Posted By: November 23, 2016

Irish News (Belfast). Editorial. Tuesday, November 22, 2016

The major concerns surrounding the publicly funded body Charter NI have now moved well beyond the future of its embattled chief executive Dee Stitt and reached a stage where some form of independent review of the entire debacle has become essential.

Yesterday the assembly Speaker Robin Newton, a DUP MLA, apologized “unreservedly” for his role in the latest twist in a saga which has dominated the headlines since this newspaper first revealed the full extent of the links between Charter NI and the illegal Ulster Defence Association.

Mr. Newton last month prevented attempts by SDLP representative Nichola Mallon to ask questions about Mr. Stitt and the allocation of a £1.7m grant from the Stormont Executive’s Social Investment Fund.

Indeed, the Speaker responded to subsequent protests by warning against challenges to his rulings and saying that he would not tolerate what he viewed as the abuse of procedure.

However, further investigations by the News Letter and the BBC’s Nolan program demonstrated that Mr. Newton had direct connections with Charter NI, which is based in his East Belfast constituency, in the recent past.

The Speaker yesterday expressed his regret for failing to declare the relationship although he caused further puzzlement by saying that he had given advice to Charter NI but had not been its adviser.

While Mr. Newton blamed time pressures for his error of judgment in blocking the question from Ms. Mallon,  rather than delegating it to a colleague, the affair has only added to the sense of alarm over the wider management of the Social Investment Fund.

It is an important initiative, with the potential to develop a range of employment opportunities in deprived areas, but its credibility was seriously damaged by the installation of Mr. Stitt in his £35,000 per year post with Charter NI.

He is widely regarded as a senior UDA member, and was taped making provocative remarks about involvement in “homeland security” and a loyalist band being “here to defend north Down from anybody” but was somehow able to shrug off calls for his resignation.

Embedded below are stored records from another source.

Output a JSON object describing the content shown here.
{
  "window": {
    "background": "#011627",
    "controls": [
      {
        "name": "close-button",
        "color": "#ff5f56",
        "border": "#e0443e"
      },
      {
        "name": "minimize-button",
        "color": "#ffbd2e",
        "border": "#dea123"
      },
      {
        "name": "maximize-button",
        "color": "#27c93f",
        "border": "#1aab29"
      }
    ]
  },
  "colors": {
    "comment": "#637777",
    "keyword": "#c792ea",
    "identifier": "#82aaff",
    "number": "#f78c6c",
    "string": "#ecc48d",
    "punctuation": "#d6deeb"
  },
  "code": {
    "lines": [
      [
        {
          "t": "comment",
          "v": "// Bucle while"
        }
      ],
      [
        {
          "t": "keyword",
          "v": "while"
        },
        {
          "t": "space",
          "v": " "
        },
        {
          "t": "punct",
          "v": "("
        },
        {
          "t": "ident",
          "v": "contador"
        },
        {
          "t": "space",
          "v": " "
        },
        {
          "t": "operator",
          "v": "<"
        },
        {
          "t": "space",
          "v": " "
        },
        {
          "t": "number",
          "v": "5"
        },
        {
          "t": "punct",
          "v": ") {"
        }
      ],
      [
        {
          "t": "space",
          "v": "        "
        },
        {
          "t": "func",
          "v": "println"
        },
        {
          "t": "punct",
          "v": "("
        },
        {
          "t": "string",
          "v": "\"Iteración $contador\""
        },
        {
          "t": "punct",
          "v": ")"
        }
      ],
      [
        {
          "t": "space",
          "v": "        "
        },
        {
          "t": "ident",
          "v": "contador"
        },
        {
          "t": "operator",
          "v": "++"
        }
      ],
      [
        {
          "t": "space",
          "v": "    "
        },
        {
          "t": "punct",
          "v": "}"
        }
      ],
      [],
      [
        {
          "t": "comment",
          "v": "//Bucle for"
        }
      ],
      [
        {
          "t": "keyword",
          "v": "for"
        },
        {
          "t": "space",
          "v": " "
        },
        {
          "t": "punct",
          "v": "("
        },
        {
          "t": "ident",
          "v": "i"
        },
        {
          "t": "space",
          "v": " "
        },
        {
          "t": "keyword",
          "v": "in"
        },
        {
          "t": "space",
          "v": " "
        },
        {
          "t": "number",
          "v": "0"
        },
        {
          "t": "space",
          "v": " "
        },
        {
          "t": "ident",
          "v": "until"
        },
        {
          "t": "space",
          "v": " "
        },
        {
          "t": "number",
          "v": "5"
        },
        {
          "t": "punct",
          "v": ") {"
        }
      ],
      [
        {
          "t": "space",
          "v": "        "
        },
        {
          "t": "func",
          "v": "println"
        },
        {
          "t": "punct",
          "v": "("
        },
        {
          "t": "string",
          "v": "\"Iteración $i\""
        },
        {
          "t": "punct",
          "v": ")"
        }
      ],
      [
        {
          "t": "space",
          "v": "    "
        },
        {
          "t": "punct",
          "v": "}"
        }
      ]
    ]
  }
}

We are left with Mr. Stitt still behind his desk, queries piling up about the direction of Charter NI, the authority of the First and Deputy First Minister plainly undermined and a Stormont Speaker forced into an embarrassing U-turn.

A respected outside figure  urgently needs to complete a detailed assessment of the sequence of events and offer firm recommendations about the best way to move forward.

If instead, we continue to drift from one crisis to another, further public disenchantment with our devolved structures seems an inevitable consequence.